Your goal: Leaving out the pictures, please retype each record exactly.
=== Records provided ===
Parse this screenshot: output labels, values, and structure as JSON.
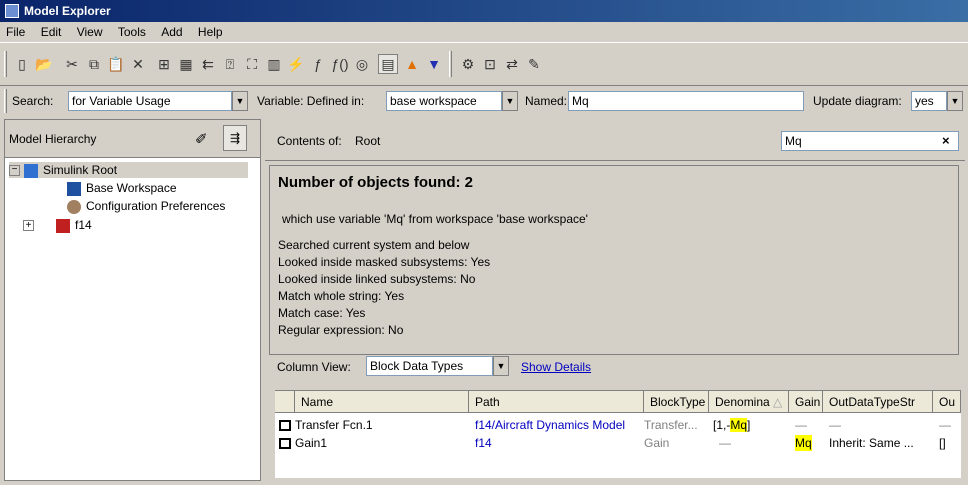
{
  "window": {
    "title": "Model Explorer"
  },
  "menu": [
    "File",
    "Edit",
    "View",
    "Tools",
    "Add",
    "Help"
  ],
  "searchbar": {
    "search_label": "Search:",
    "search_value": "for Variable Usage",
    "variable_label": "Variable: Defined in:",
    "variable_value": "base workspace",
    "named_label": "Named:",
    "named_value": "Mq",
    "update_label": "Update diagram:",
    "update_value": "yes"
  },
  "tree": {
    "header": "Model Hierarchy",
    "root": "Simulink Root",
    "items": [
      "Base Workspace",
      "Configuration Preferences",
      "f14"
    ]
  },
  "contents": {
    "label": "Contents of:",
    "value": "Root",
    "filter_value": "Mq"
  },
  "results": {
    "count_text": "Number of objects found: 2",
    "uses_text": "which use variable 'Mq' from workspace 'base workspace'",
    "lines": [
      "Searched current system and below",
      "Looked inside masked subsystems:  Yes",
      "Looked inside linked subsystems:  No",
      "Match whole string:  Yes",
      "Match case:  Yes",
      "Regular expression:  No"
    ]
  },
  "column_view": {
    "label": "Column View:",
    "value": "Block Data Types",
    "details_link": "Show Details"
  },
  "table": {
    "headers": [
      "Name",
      "Path",
      "BlockType",
      "Denomina",
      "Gain",
      "OutDataTypeStr",
      "Ou"
    ],
    "rows": [
      {
        "name": "Transfer Fcn.1",
        "path": "f14/Aircraft Dynamics Model",
        "blocktype": "Transfer...",
        "denom_prefix": "[1,-",
        "denom_var": "Mq",
        "denom_suffix": "]",
        "gain": "—",
        "outtype": "—",
        "ou": "—"
      },
      {
        "name": "Gain1",
        "path": "f14",
        "blocktype": "Gain",
        "denom_prefix": "—",
        "denom_var": "",
        "denom_suffix": "",
        "gain": "Mq",
        "outtype": "Inherit: Same ...",
        "ou": "[]"
      }
    ]
  },
  "colors": {
    "title_start": "#0a246a",
    "title_end": "#3a6ea5",
    "link": "#0000c0",
    "highlight": "#ffff00"
  }
}
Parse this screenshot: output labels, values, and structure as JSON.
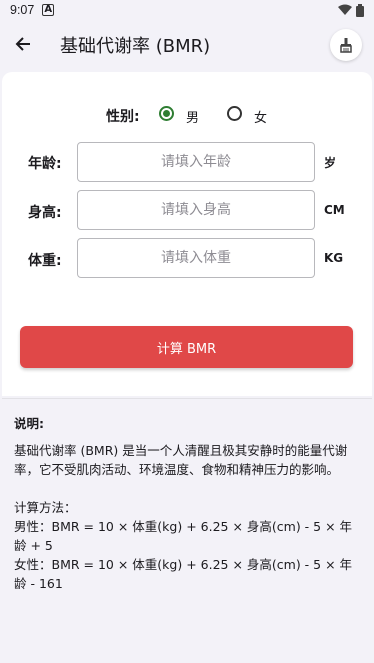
{
  "status_bar": {
    "time": "9:07",
    "notif": "A"
  },
  "app_bar": {
    "title": "基础代谢率 (BMR)"
  },
  "form": {
    "gender_label": "性别:",
    "gender_options": [
      "男",
      "女"
    ],
    "gender_selected": "男",
    "age": {
      "label": "年龄:",
      "placeholder": "请填入年龄",
      "value": "",
      "unit": "岁"
    },
    "height": {
      "label": "身高:",
      "placeholder": "请填入身高",
      "value": "",
      "unit": "CM"
    },
    "weight": {
      "label": "体重:",
      "placeholder": "请填入体重",
      "value": "",
      "unit": "KG"
    },
    "calculate_label": "计算 BMR"
  },
  "description": {
    "title": "说明:",
    "text": "基础代谢率 (BMR) 是当一个人清醒且极其安静时的能量代谢率，它不受肌肉活动、环境温度、食物和精神压力的影响。",
    "method_title": "计算方法：",
    "male_formula": "男性：BMR = 10 × 体重(kg) + 6.25 × 身高(cm) - 5 × 年龄 + 5",
    "female_formula": "女性：BMR = 10 × 体重(kg) + 6.25 × 身高(cm) - 5 × 年龄 - 161"
  },
  "colors": {
    "accent": "#e04848",
    "radio_checked": "#2e7d32",
    "background": "#f3f2f8"
  }
}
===
Response to this task:
Parse this screenshot: output labels, values, and structure as JSON.
{
  "window": {
    "title": "Model Explorer"
  },
  "menu": [
    "File",
    "Edit",
    "View",
    "Tools",
    "Add",
    "Help"
  ],
  "searchbar": {
    "search_label": "Search:",
    "search_value": "for Variable Usage",
    "variable_label": "Variable: Defined in:",
    "variable_value": "base workspace",
    "named_label": "Named:",
    "named_value": "Mq",
    "update_label": "Update diagram:",
    "update_value": "yes"
  },
  "tree": {
    "header": "Model Hierarchy",
    "root": "Simulink Root",
    "items": [
      "Base Workspace",
      "Configuration Preferences",
      "f14"
    ]
  },
  "contents": {
    "label": "Contents of:",
    "value": "Root",
    "filter_value": "Mq"
  },
  "results": {
    "count_text": "Number of objects found: 2",
    "uses_text": "which use variable 'Mq' from workspace 'base workspace'",
    "lines": [
      "Searched current system and below",
      "Looked inside masked subsystems:  Yes",
      "Looked inside linked subsystems:  No",
      "Match whole string:  Yes",
      "Match case:  Yes",
      "Regular expression:  No"
    ]
  },
  "column_view": {
    "label": "Column View:",
    "value": "Block Data Types",
    "details_link": "Show Details"
  },
  "table": {
    "headers": [
      "Name",
      "Path",
      "BlockType",
      "Denomina",
      "Gain",
      "OutDataTypeStr",
      "Ou"
    ],
    "rows": [
      {
        "name": "Transfer Fcn.1",
        "path": "f14/Aircraft Dynamics Model",
        "blocktype": "Transfer...",
        "denom_prefix": "[1,-",
        "denom_var": "Mq",
        "denom_suffix": "]",
        "gain": "—",
        "outtype": "—",
        "ou": "—"
      },
      {
        "name": "Gain1",
        "path": "f14",
        "blocktype": "Gain",
        "denom_prefix": "—",
        "denom_var": "",
        "denom_suffix": "",
        "gain": "Mq",
        "outtype": "Inherit: Same ...",
        "ou": "[]"
      }
    ]
  },
  "colors": {
    "title_start": "#0a246a",
    "title_end": "#3a6ea5",
    "link": "#0000c0",
    "highlight": "#ffff00"
  }
}
Parse this screenshot: output labels, values, and structure as JSON.
{
  "status_bar": {
    "time": "9:07",
    "notif": "A"
  },
  "app_bar": {
    "title": "基础代谢率 (BMR)"
  },
  "form": {
    "gender_label": "性别:",
    "gender_options": [
      "男",
      "女"
    ],
    "gender_selected": "男",
    "age": {
      "label": "年龄:",
      "placeholder": "请填入年龄",
      "value": "",
      "unit": "岁"
    },
    "height": {
      "label": "身高:",
      "placeholder": "请填入身高",
      "value": "",
      "unit": "CM"
    },
    "weight": {
      "label": "体重:",
      "placeholder": "请填入体重",
      "value": "",
      "unit": "KG"
    },
    "calculate_label": "计算 BMR"
  },
  "description": {
    "title": "说明:",
    "text": "基础代谢率 (BMR) 是当一个人清醒且极其安静时的能量代谢率，它不受肌肉活动、环境温度、食物和精神压力的影响。",
    "method_title": "计算方法：",
    "male_formula": "男性：BMR = 10 × 体重(kg) + 6.25 × 身高(cm) - 5 × 年龄 + 5",
    "female_formula": "女性：BMR = 10 × 体重(kg) + 6.25 × 身高(cm) - 5 × 年龄 - 161"
  },
  "colors": {
    "accent": "#e04848",
    "radio_checked": "#2e7d32",
    "background": "#f3f2f8"
  }
}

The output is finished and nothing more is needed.